  • BIOLASE, Inc. reported losses, so valuating it in relation to earnings is meaningless. It happens to be last-in-rank when measured against competitors.
  • Price-to-Tangible-Book-Value is a fairly complex metric. Run again in analytical mode if you're interested in a technical explanation. It remains in good shape compared to peers.
  • In the past twelve months, the company consumed lots of funds. Either it reinvested heavily in the business or genuine fund generation might be struggling, which stands worse than most similar companies.
  • The company usually consumes plenty more funds than can genuinely generate. Business needs are meet by borrowing money or consuming preexistent cash, which can only keep up until a certain limit. Unless the company is driving outstanding business growth, genuine profitability may be brought into question. It's still substantially worse when measured against industry firms.
  • In the past twelve months, the company has significantly rewarded investors, considering both dividends and share on the pie of earnings. It came up in a weak position compared to peer ventures.
  • This company is sitting in a mountain of cash. It's very well poised to substantially increase stockholder payments, or to fund new business projects. It looks slightly better than similar enterprises.
  • Considering the past twelve months, traditional Price-to-Earnings relation has been negative, as the company lost money. It ranks last-in-rank when measured against peer companies.
  • Comparing the current stock price with the past twelve-months revenues gives a low relationship. One common cause includes profitability being poor. It looks impressive in relation to rival firms.
  • The relation between the stock price and accounting book value might be more than reasonable. It's important both to check this metric through time and to compare it with rival companies. The company remains well ranked against peer firms.
  • In the past twelve months, the operating business lost plenty of money. It happens to be substantially worse when measured against industry peers.
  • In an alternate metric of bang for the buck, the company has usually shown an extremely low earnings power ability when measured against the current stock price and financial position. Profitability is significantly in dispute. It's still in a very weak position compared to peer companies.

Total score: 3.2


BIOL logos

Company at a glance: BIOLASE, Inc. (BIOL)

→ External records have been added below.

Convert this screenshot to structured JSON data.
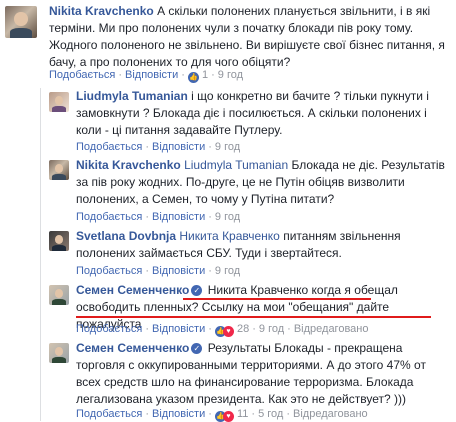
{
  "comments": [
    {
      "author": "Nikita Kravchenko",
      "text": "А скільки полонених планується звільнити, і в які терміни. Ми про полонених чули з початку блокади пів року тому. Жодного полоненого не звільнено. Ви вирішуєте свої бізнес питання, я бачу, а про полонених то для чого обіцяти?",
      "like": "Подобається",
      "reply": "Відповісти",
      "likes": "1",
      "time": "9 год"
    },
    {
      "author": "Liudmyla Tumanian",
      "text": "і що конкретно ви бачите ? тільки пукнути і замовкнути ? Блокада діє і посилюється. А скільки полонених і коли - ці питання задавайте Путлеру.",
      "like": "Подобається",
      "reply": "Відповісти",
      "time": "9 год"
    },
    {
      "author": "Nikita Kravchenko",
      "reply_to": "Liudmyla Tumanian",
      "text": "Блокада не діє. Результатів за пів року жодних. По-друге, це не Путін обіцяв визволити полонених, а Семен, то чому у Путіна питати?",
      "like": "Подобається",
      "reply": "Відповісти",
      "time": "9 год"
    },
    {
      "author": "Svetlana Dovbnja",
      "reply_to": "Никита Кравченко",
      "text": "питанням звільнення полонених займається СБУ. Туди і звертайтеся.",
      "like": "Подобається",
      "reply": "Відповісти",
      "time": "9 год"
    },
    {
      "author": "Семен Семенченко",
      "text": "Никита Кравченко когда я обещал освободить пленных? Ссылку на мои \"обещания\" дайте пожалуйста",
      "like": "Подобається",
      "reply": "Відповісти",
      "likes": "28",
      "time": "9 год",
      "edited": "Відредаговано"
    },
    {
      "author": "Семен Семенченко",
      "text": "Результаты Блокады - прекращена торговля с оккупированными территориями. А до этого 47% от всех средств шло на финансирование терроризма. Блокада легализована указом президента. Как это не действует? )))",
      "like": "Подобається",
      "reply": "Відповісти",
      "likes": "11",
      "time": "5 год",
      "edited": "Відредаговано"
    }
  ],
  "icons": {
    "verified": "verified-badge-icon",
    "like": "like-thumb-icon",
    "love": "heart-reaction-icon"
  },
  "colors": {
    "link": "#365899",
    "meta": "#90949c",
    "highlight": "#e01b1b"
  }
}
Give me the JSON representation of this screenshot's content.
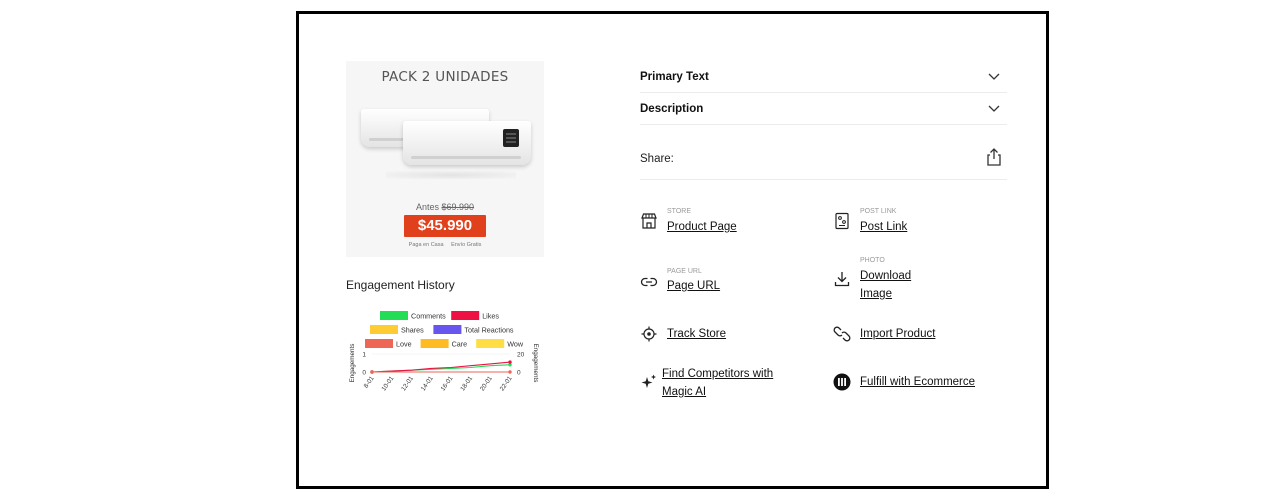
{
  "product_image": {
    "title": "PACK 2 UNIDADES",
    "old_price_prefix": "Antes",
    "old_price": "$69.990",
    "price": "$45.990",
    "badge_pay": "Paga en Casa",
    "badge_ship": "Envío Gratis"
  },
  "engagement": {
    "title": "Engagement History",
    "legend": [
      "Comments",
      "Likes",
      "Shares",
      "Total Reactions",
      "Love",
      "Care",
      "Wow"
    ]
  },
  "chart_data": {
    "type": "line",
    "title": "Engagement History",
    "x": [
      "8-01",
      "10-01",
      "12-01",
      "14-01",
      "16-01",
      "18-01",
      "20-01",
      "22-01"
    ],
    "ylabel": "Engagements",
    "y2label": "Engagements",
    "ylim": [
      0,
      1
    ],
    "y2lim": [
      0,
      20
    ],
    "left_ticks": [
      "0",
      "1"
    ],
    "right_ticks": [
      "0",
      "20"
    ],
    "legend": [
      "Comments",
      "Likes",
      "Shares",
      "Total Reactions",
      "Love",
      "Care",
      "Wow"
    ],
    "colors": {
      "Comments": "#22dd55",
      "Likes": "#ee1144",
      "Shares": "#ffcc33",
      "Total Reactions": "#6655ee",
      "Love": "#ee6655",
      "Care": "#ffbb22",
      "Wow": "#ffdd44"
    },
    "series": [
      {
        "name": "Comments",
        "axis": "right",
        "values": [
          0,
          1,
          2,
          3,
          4,
          5,
          7,
          8
        ]
      },
      {
        "name": "Likes",
        "axis": "right",
        "values": [
          0,
          1,
          2,
          4,
          5,
          7,
          9,
          11
        ]
      },
      {
        "name": "Love",
        "axis": "right",
        "values": [
          0,
          0,
          0,
          0,
          0,
          0,
          0,
          0
        ]
      }
    ]
  },
  "accordion": {
    "primary_text": "Primary Text",
    "description": "Description"
  },
  "share": {
    "label": "Share:"
  },
  "actions": {
    "store_caption": "STORE",
    "product_page": "Product Page",
    "post_link_caption": "POST LINK",
    "post_link": "Post Link",
    "page_url_caption": "PAGE URL",
    "page_url": "Page URL",
    "photo_caption": "PHOTO",
    "download": "Download",
    "image": "Image",
    "track_store": "Track Store",
    "import_product": "Import Product",
    "find_competitors_1": "Find Competitors with",
    "find_competitors_2": "Magic AI",
    "fulfill": "Fulfill with Ecommerce"
  },
  "icons": [
    "chevron-down-icon",
    "share-icon",
    "store-icon",
    "post-link-icon",
    "link-icon",
    "download-icon",
    "target-icon",
    "import-link-icon",
    "sparkle-icon",
    "ecommerce-logo-icon"
  ]
}
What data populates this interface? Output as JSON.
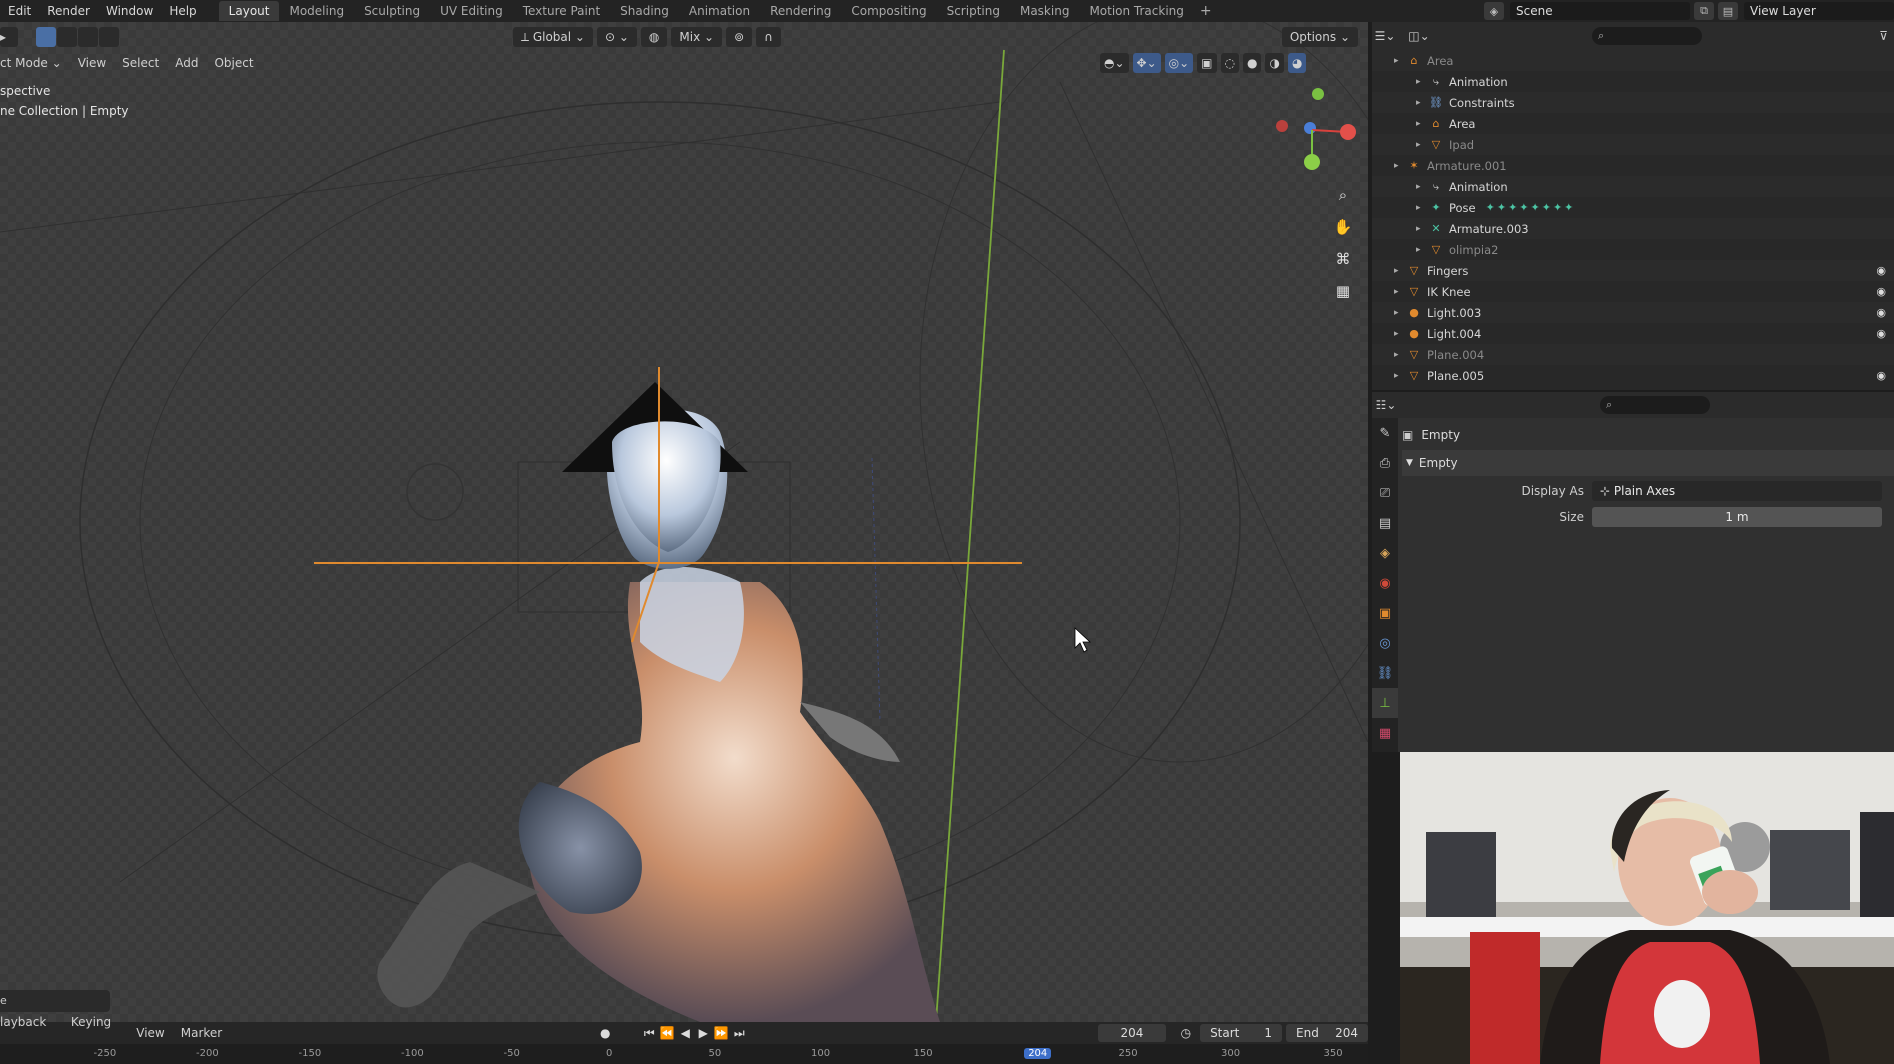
{
  "topbar": {
    "menu": [
      "Edit",
      "Render",
      "Window",
      "Help"
    ],
    "workspaces": [
      "Layout",
      "Modeling",
      "Sculpting",
      "UV Editing",
      "Texture Paint",
      "Shading",
      "Animation",
      "Rendering",
      "Compositing",
      "Scripting",
      "Masking",
      "Motion Tracking"
    ],
    "active_workspace": "Layout",
    "add_tab": "+",
    "scene": "Scene",
    "view_layer": "View Layer"
  },
  "viewport": {
    "mode": "ct Mode",
    "menus": [
      "View",
      "Select",
      "Add",
      "Object"
    ],
    "orientation": "Global",
    "snap": "Mix",
    "options": "Options",
    "overlay_line1": "spective",
    "overlay_line2": "ne Collection | Empty",
    "status_bottom_left": "e"
  },
  "outliner": {
    "rows": [
      {
        "label": "Area",
        "depth": 2,
        "icon": "area-icon",
        "dim": true,
        "eye": false
      },
      {
        "label": "Animation",
        "depth": 3,
        "icon": "animation-icon",
        "dim": false,
        "eye": false
      },
      {
        "label": "Constraints",
        "depth": 3,
        "icon": "constraint-icon",
        "dim": false,
        "eye": false
      },
      {
        "label": "Area",
        "depth": 3,
        "icon": "area-icon",
        "dim": false,
        "eye": false
      },
      {
        "label": "Ipad",
        "depth": 3,
        "icon": "mesh-icon",
        "dim": true,
        "eye": false
      },
      {
        "label": "Armature.001",
        "depth": 2,
        "icon": "armature-icon",
        "dim": true,
        "eye": false
      },
      {
        "label": "Animation",
        "depth": 3,
        "icon": "animation-icon",
        "dim": false,
        "eye": false
      },
      {
        "label": "Pose",
        "depth": 3,
        "icon": "pose-icon",
        "dim": false,
        "eye": false
      },
      {
        "label": "Armature.003",
        "depth": 3,
        "icon": "armature-data-icon",
        "dim": false,
        "eye": false
      },
      {
        "label": "olimpia2",
        "depth": 3,
        "icon": "mesh-icon",
        "dim": true,
        "eye": false
      },
      {
        "label": "Fingers",
        "depth": 2,
        "icon": "mesh-icon",
        "dim": false,
        "eye": true
      },
      {
        "label": "IK Knee",
        "depth": 2,
        "icon": "mesh-icon",
        "dim": false,
        "eye": true
      },
      {
        "label": "Light.003",
        "depth": 2,
        "icon": "light-icon",
        "dim": false,
        "eye": true
      },
      {
        "label": "Light.004",
        "depth": 2,
        "icon": "light-icon",
        "dim": false,
        "eye": true
      },
      {
        "label": "Plane.004",
        "depth": 2,
        "icon": "mesh-icon",
        "dim": true,
        "eye": false
      },
      {
        "label": "Plane.005",
        "depth": 2,
        "icon": "mesh-icon",
        "dim": false,
        "eye": true
      }
    ]
  },
  "properties": {
    "object_name": "Empty",
    "panel_title": "Empty",
    "display_as_label": "Display As",
    "display_as_value": "Plain Axes",
    "size_label": "Size",
    "size_value": "1 m"
  },
  "timeline": {
    "menus": [
      "layback",
      "Keying",
      "View",
      "Marker"
    ],
    "current_frame": "204",
    "start_label": "Start",
    "start_value": "1",
    "end_label": "End",
    "end_value": "204",
    "ruler_labels": [
      "-250",
      "-200",
      "-150",
      "-100",
      "-50",
      "0",
      "50",
      "100",
      "150",
      "204",
      "250",
      "300",
      "350"
    ],
    "current_frame_marker": "204"
  }
}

Sector, industry: Healthcare, Medical Devices

Market Cap: 0.02 billions

Revenues TTM: 0.04 billions

BIOLASE, Inc., together with its subsidiaries, develops, manufactures, markets, and sells laser systems for dental practitioners and their patients in the United States and internationally. Its dental laser systems allow dentists, periodontists, endodontists, oral surgeons, and other dental specialists to perform a range of minimally invasive dental procedures, such as cosmetic, restorative, and complex surgical applications. The company offers Waterlase all-tissue dental laser systems for cutting soft and hard tissues; diode soft-tissue laser systems for soft tissue, pain therapy, teeth whitening, and cosmetic procedures; and Epic Hygiene laser to manage non-surgical periodontitis and enhance clinical production. It also manufactures and sells consumable products and accessories for its laser systems, as well as markets flexible fibers and hand pieces, and teeth whitening gel kits. The company sells its products through its field sales force and distributor network. The company was formerly known as BIOLASE Technology, Inc. and changed its name to BIOLASE, Inc. in 2012. BIOLASE, Inc. was founded in 1984 and is headquartered in Foothill Ranch, California.

Awarener score: 3.6

Conclusion

The higher the Awarener score, the more bang you get for the buck. It measures how much genuine funds the company generates for the stock price paid (Bottom), the business stability (Poor) and growth (Lacking), and the company's inclination to return cash to the stockholders (Superb).